First published in 1972, this is a book of essays offered in honour of Paul Rosenstein-Rodan, the distinguished economist whose career started in mid-1920s Vienna and subsequently spanned Europe, Britain, the USA and many of the less developed countries of the world.The book includes reviews of past developments, chapters on development trade and value theory, an assessment of contemporary emerging economic patterns, development and trade policy, and investment policy. Further essays cover the intellectual history of development economics, general aspects of growth and economic policy in underdeveloped countries and the problems of income distribution and sectoral and regional development.
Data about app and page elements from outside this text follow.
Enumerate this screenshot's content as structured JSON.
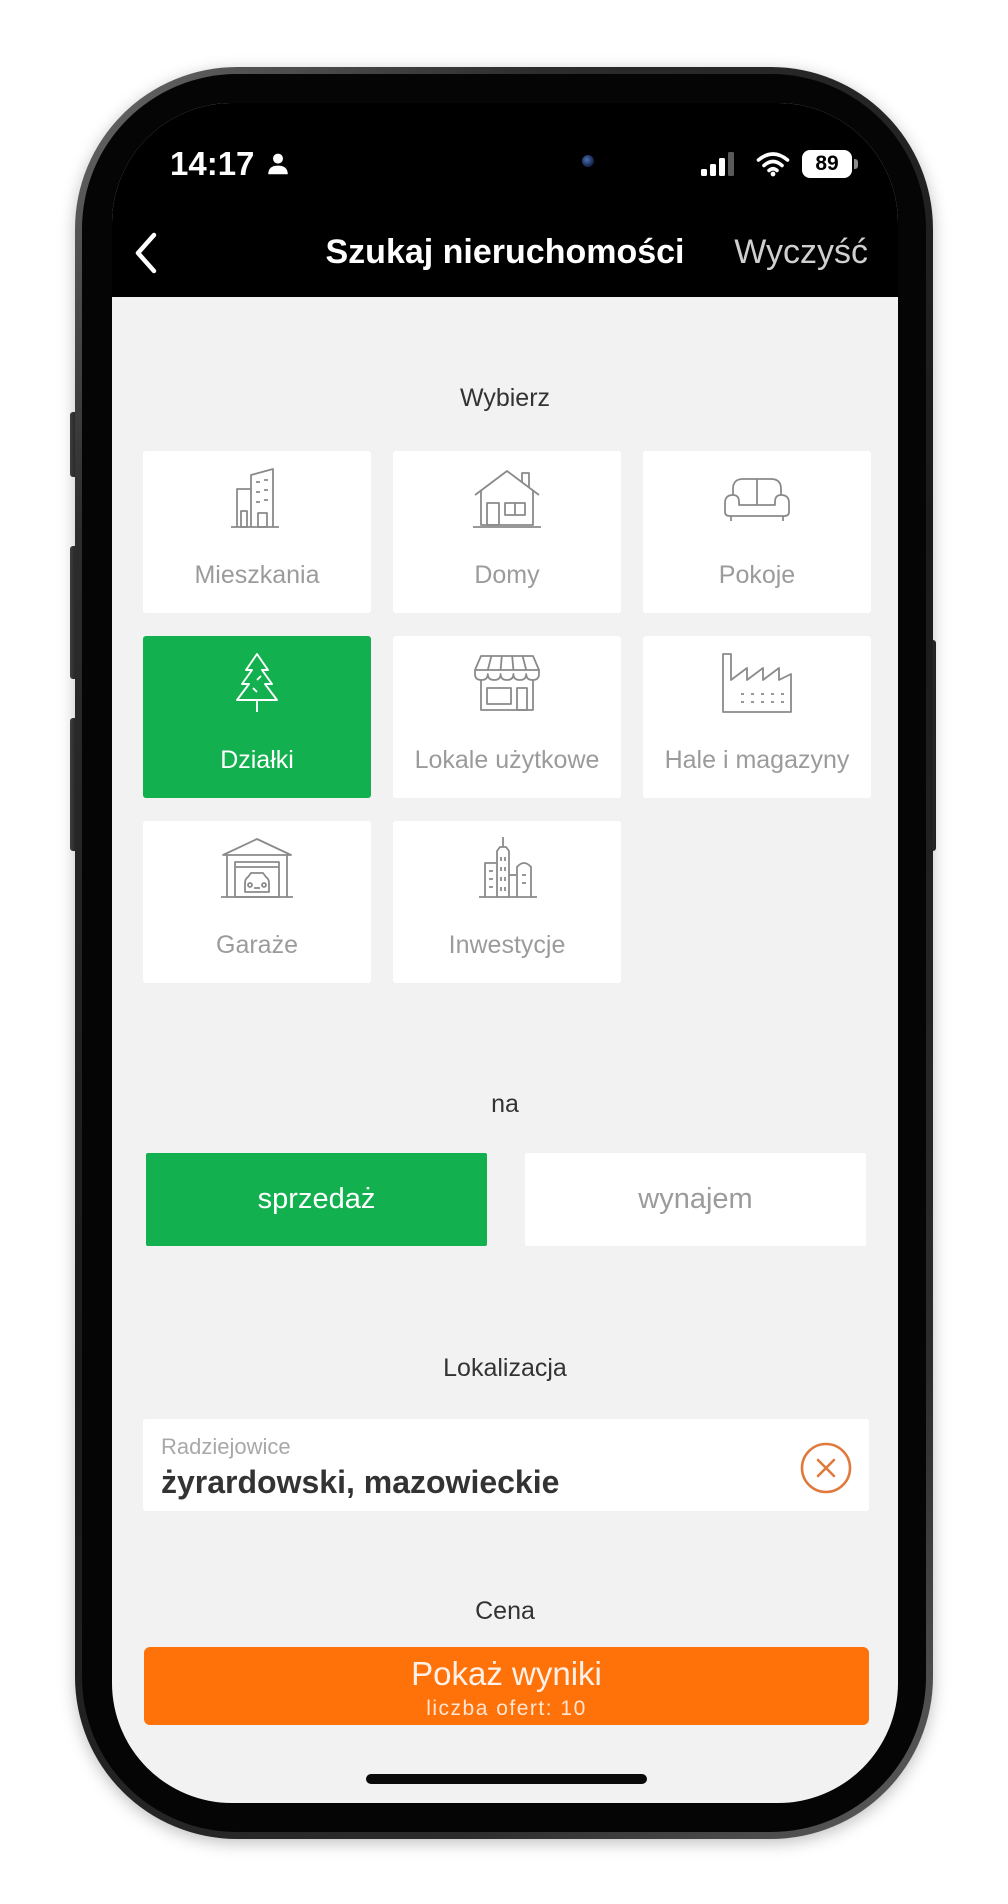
{
  "status_bar": {
    "time": "14:17",
    "battery_level": "89",
    "icons": [
      "person-icon",
      "signal-icon",
      "wifi-icon",
      "battery-icon"
    ]
  },
  "nav": {
    "back_icon": "chevron-left-icon",
    "title": "Szukaj nieruchomości",
    "clear_label": "Wyczyść"
  },
  "property_type": {
    "heading": "Wybierz",
    "options": [
      {
        "label": "Mieszkania",
        "icon": "building-icon",
        "selected": false
      },
      {
        "label": "Domy",
        "icon": "house-icon",
        "selected": false
      },
      {
        "label": "Pokoje",
        "icon": "sofa-icon",
        "selected": false
      },
      {
        "label": "Działki",
        "icon": "tree-icon",
        "selected": true
      },
      {
        "label": "Lokale użytkowe",
        "icon": "shop-icon",
        "selected": false
      },
      {
        "label": "Hale i magazyny",
        "icon": "factory-icon",
        "selected": false
      },
      {
        "label": "Garaże",
        "icon": "garage-icon",
        "selected": false
      },
      {
        "label": "Inwestycje",
        "icon": "city-icon",
        "selected": false
      }
    ]
  },
  "transaction": {
    "heading": "na",
    "options": [
      {
        "label": "sprzedaż",
        "selected": true
      },
      {
        "label": "wynajem",
        "selected": false
      }
    ]
  },
  "location": {
    "heading": "Lokalizacja",
    "place": "Radziejowice",
    "region": "żyrardowski, mazowieckie",
    "clear_icon": "close-circle-icon"
  },
  "price": {
    "heading": "Cena"
  },
  "results_button": {
    "label": "Pokaż wyniki",
    "count_text": "liczba ofert: 10"
  },
  "colors": {
    "selected_green": "#12b04e",
    "action_orange": "#ff720a",
    "clear_icon_orange": "#e07a3c",
    "header_black": "#000000",
    "content_background": "#f2f2f2"
  }
}
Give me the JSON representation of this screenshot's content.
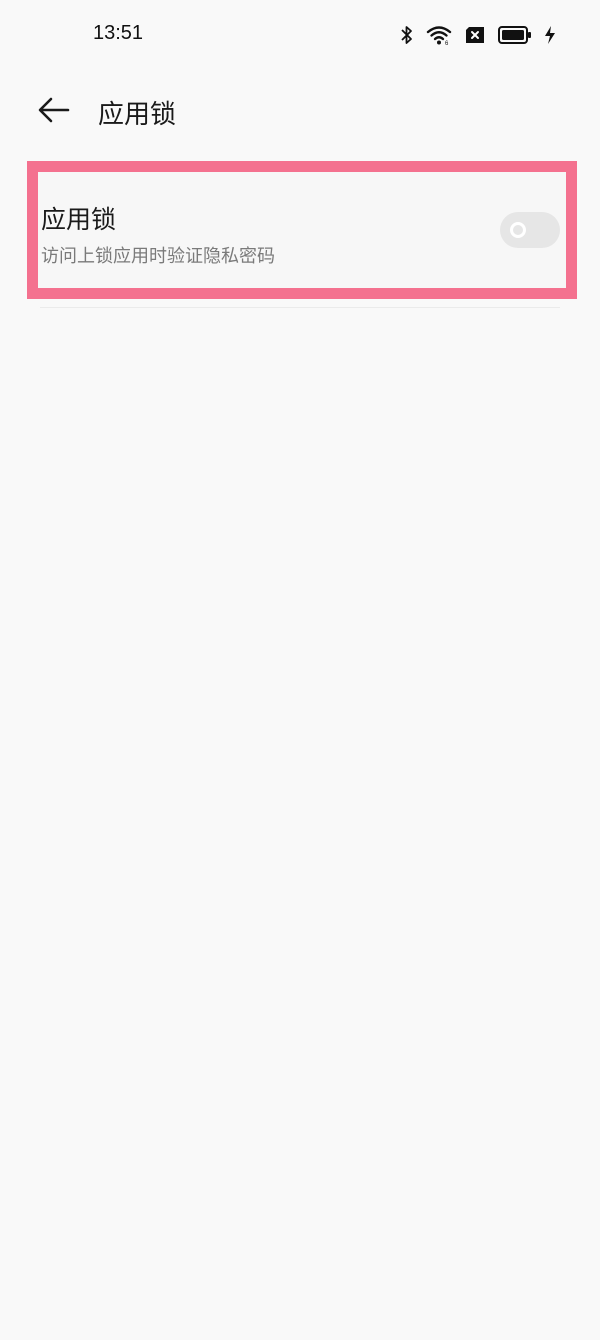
{
  "status_bar": {
    "time": "13:51",
    "icons": [
      "bluetooth-icon",
      "wifi-icon",
      "sim-disabled-icon",
      "battery-icon",
      "charging-icon"
    ]
  },
  "header": {
    "back_icon": "arrow-left-icon",
    "title": "应用锁"
  },
  "settings": [
    {
      "title": "应用锁",
      "description": "访问上锁应用时验证隐私密码",
      "toggle_on": false
    }
  ],
  "colors": {
    "highlight_border": "#f4718f",
    "toggle_off_track": "#e6e6e6",
    "background": "#f9f9f9"
  }
}
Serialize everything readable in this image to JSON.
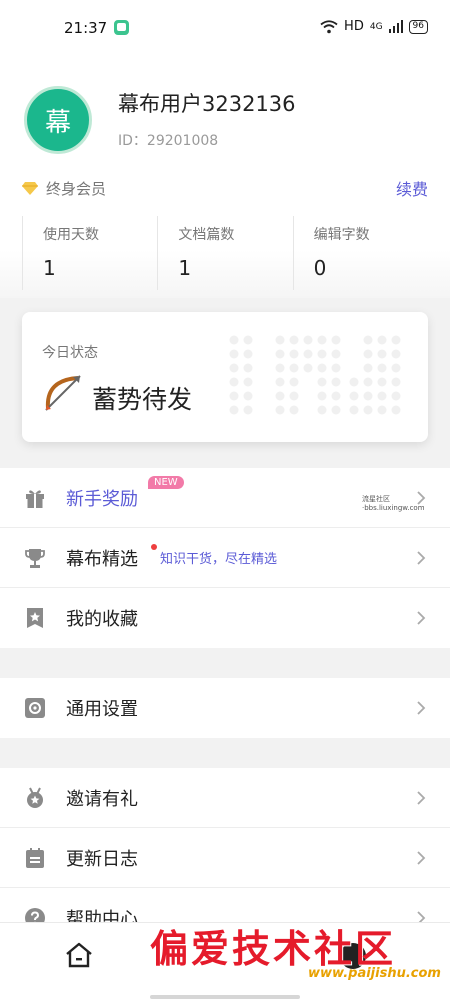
{
  "status_bar": {
    "time": "21:37",
    "network": "HD",
    "signal": "4G",
    "battery": "96"
  },
  "profile": {
    "avatar_text": "幕",
    "username": "幕布用户3232136",
    "user_id": "ID：29201008",
    "membership": "终身会员",
    "renew_label": "续费",
    "stats": [
      {
        "label": "使用天数",
        "value": "1"
      },
      {
        "label": "文档篇数",
        "value": "1"
      },
      {
        "label": "编辑字数",
        "value": "0"
      }
    ]
  },
  "today_status": {
    "label": "今日状态",
    "value": "蓄势待发"
  },
  "menu_group_1": [
    {
      "label": "新手奖励",
      "badge": "NEW",
      "icon": "gift-icon",
      "color": "#5b5bd6"
    },
    {
      "label": "幕布精选",
      "subtitle": "知识干货，尽在精选",
      "icon": "trophy-icon"
    },
    {
      "label": "我的收藏",
      "icon": "bookmark-star-icon"
    }
  ],
  "menu_group_2": [
    {
      "label": "通用设置",
      "icon": "settings-icon"
    }
  ],
  "menu_group_3": [
    {
      "label": "邀请有礼",
      "icon": "medal-icon"
    },
    {
      "label": "更新日志",
      "icon": "calendar-icon"
    },
    {
      "label": "帮助中心",
      "icon": "help-icon"
    }
  ],
  "watermark": {
    "main": "偏爱技术社区",
    "url": "www.paijishu.com",
    "small": "流星社区·bbs.liuxingw.com"
  },
  "colors": {
    "accent": "#5b5bd6",
    "avatar": "#1bb78d",
    "watermark": "#e51b2b"
  }
}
Part I: Growth of Development Economics 1. Development Economic Before 1945 2. The World Bank’s Concept of Development – An In-House Part II: Development and Planning 3. Should Growth Rates be Evaluated at International Prices 4. Economic Growth with Unlimited Foreign Exchange and No Technical Progress 5. Absorptive Capacity as a Constraint due to Maturation processes 6. A Model of Growth Capitalism in a Dual Agrarian Economy 7. Short-term Economic Policy Part III: Income Distribution and Regional Development 8. Income Distribution and Agricultural Development 9. Trade-off Curves and Regional Gaps 10. Tendencies and Determinants of Income Distribution in Western Countries – a Note 11. The Process of Industrialisation of an Overpopulated Agricultural Area – the Italian Experience Part IV: Development and International Trade 12. Restrictions on Direct Investment in Host Countries 13. Adjustment Under the Bretton Woods Code with Special Reference to the Less Developed Countries 14. International Capital Movements, Fixed Parities, and Monetary and Fiscal Policies Part V: Cost-Benefit Analysis 15. Further Reflections on the OECD Manual of Project Analysis in Developing Countries Part VI: Labour Productivity and Other Characteristics of Cement Plants – An International Comparison 17. Some Evidence on the Short-Run Productivity Puzzle VII: Value Theory 1*. A Quantum-Theory Model of Economics: Is the Co-ordinating Entrepreneur Just Worth His Profit?